The falling confidence in the media is their own fault. They have demonstrated their partisanship. And instead of being the 4th estate, they became champions of the Democrats.
WASHINGTON, D.C. — Americans’ confidence in two facets of the news media — newspapers and television news — has fallen to all-time low points. Just 16% of U.S. adults now say they have “a great deal” or “quite a lot” of confidence in newspapers and 11% in television news. Both readings are down five percentage points since last year.
Gallup has tracked Americans’ confidence in newspapers since 1973 and television news since 1993 as part of its annual polling about major U.S. institutions. The latest readings are from a June 1-20 poll that saw declines in confidence ratings for 11 of the 16 institutions measured and no improvements for any.
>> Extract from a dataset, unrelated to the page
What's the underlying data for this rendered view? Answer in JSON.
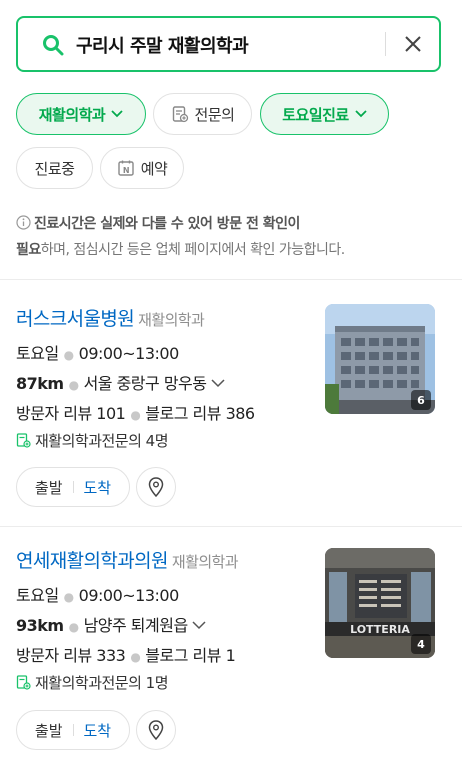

Television news and newspapers rank nearly at the bottom of that list of institutions, with only Congress garnering less confidence from the public than TV news. While these two news institutions have never earned high confidence ratings, they have fallen in the rankings in recent years.
A majority of Americans have expressed confidence in newspapers only once — in 1979, when 51% did. But there is a wide margin between that and the second-highest readings of 39% in 1973 and 1990. The trend average for newspapers is 30%, well above the latest reading of 16%, which is the first time the measure has fallen below 20%. The percentage of Americans who say they have “very little” or volunteer that they have no confidence is currently the highest on record, at 46%.
Confidence in television news has never been higher than its initial 46% reading in 1993 and has averaged 27%, considerably higher than the current 11%. This is the fourth consecutive year that confidence in TV news is below 20%. And for just the second time in the trend, a majority of Americans, 53%, now say they have very little or no confidence at all in TV news.